## Given data
────────
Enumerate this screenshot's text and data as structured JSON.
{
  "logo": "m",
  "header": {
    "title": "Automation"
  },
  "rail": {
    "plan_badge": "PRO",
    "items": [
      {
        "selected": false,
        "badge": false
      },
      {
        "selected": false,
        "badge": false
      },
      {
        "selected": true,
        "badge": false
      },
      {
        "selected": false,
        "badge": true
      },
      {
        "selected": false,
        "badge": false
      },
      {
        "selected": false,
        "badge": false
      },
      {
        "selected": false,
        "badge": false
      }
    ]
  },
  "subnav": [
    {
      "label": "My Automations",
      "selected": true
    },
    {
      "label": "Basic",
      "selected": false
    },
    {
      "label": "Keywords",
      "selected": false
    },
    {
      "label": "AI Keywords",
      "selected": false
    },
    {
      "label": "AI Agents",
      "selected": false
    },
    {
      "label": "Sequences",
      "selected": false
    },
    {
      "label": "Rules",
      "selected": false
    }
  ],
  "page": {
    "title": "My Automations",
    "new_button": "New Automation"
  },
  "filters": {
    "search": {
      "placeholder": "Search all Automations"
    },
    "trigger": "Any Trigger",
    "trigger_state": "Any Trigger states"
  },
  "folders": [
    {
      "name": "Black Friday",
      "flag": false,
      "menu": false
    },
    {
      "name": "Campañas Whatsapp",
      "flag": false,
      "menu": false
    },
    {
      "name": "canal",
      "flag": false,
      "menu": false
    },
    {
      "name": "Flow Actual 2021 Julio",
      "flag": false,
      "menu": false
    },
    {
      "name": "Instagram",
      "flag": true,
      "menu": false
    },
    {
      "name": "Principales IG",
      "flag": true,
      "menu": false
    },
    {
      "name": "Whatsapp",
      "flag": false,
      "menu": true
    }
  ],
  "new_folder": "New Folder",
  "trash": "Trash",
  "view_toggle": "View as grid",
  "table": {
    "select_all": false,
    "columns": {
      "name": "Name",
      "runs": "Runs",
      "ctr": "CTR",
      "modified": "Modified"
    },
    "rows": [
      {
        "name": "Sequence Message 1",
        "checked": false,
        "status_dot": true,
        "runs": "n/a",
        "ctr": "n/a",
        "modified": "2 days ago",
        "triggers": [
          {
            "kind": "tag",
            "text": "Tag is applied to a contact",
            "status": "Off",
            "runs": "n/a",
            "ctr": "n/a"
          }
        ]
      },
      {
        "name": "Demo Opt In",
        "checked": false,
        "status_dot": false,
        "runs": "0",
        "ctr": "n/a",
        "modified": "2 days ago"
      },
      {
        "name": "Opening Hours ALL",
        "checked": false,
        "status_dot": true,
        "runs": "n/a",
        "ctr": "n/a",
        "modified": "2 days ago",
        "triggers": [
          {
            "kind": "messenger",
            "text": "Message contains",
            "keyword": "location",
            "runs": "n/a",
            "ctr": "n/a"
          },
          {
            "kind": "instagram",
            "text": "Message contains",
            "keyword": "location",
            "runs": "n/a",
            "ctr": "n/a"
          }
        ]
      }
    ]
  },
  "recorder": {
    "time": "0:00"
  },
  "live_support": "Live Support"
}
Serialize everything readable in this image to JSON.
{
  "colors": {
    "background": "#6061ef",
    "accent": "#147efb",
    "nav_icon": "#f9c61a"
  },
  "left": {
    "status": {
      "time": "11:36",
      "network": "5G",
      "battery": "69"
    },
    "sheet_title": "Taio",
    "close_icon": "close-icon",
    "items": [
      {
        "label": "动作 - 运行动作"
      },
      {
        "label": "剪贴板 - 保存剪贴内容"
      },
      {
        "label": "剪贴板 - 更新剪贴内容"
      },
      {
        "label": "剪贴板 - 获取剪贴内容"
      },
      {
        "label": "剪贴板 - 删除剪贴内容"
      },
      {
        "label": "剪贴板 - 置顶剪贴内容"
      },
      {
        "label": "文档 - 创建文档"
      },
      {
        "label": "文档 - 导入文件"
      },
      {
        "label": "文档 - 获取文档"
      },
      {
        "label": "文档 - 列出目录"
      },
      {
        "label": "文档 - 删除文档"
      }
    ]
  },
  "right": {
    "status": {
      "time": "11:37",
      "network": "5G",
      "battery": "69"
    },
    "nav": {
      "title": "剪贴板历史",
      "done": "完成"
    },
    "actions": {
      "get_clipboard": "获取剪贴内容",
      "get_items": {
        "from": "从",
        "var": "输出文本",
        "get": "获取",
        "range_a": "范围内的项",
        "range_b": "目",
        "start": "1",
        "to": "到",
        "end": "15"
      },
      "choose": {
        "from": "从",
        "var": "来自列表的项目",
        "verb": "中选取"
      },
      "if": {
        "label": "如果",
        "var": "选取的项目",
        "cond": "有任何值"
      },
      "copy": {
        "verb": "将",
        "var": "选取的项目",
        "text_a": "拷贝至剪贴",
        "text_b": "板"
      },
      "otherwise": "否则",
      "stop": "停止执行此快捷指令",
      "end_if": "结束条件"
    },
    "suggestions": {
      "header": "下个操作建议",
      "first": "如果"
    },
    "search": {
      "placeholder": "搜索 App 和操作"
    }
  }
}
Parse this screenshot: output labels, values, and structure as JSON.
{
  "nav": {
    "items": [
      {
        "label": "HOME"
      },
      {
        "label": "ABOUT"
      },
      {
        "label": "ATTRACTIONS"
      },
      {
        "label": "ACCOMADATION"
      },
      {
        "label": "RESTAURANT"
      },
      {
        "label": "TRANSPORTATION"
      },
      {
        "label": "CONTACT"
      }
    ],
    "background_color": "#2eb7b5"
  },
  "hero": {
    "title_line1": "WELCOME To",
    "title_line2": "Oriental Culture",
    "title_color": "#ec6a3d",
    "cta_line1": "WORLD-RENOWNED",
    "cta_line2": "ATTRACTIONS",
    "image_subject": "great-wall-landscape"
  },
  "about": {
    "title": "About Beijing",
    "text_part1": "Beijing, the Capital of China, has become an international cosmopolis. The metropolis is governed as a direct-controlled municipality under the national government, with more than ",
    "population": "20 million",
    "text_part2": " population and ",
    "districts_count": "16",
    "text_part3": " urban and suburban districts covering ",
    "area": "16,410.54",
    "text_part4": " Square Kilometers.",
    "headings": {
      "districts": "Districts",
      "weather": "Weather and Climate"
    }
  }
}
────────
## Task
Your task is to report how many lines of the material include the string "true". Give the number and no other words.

## Task answer
8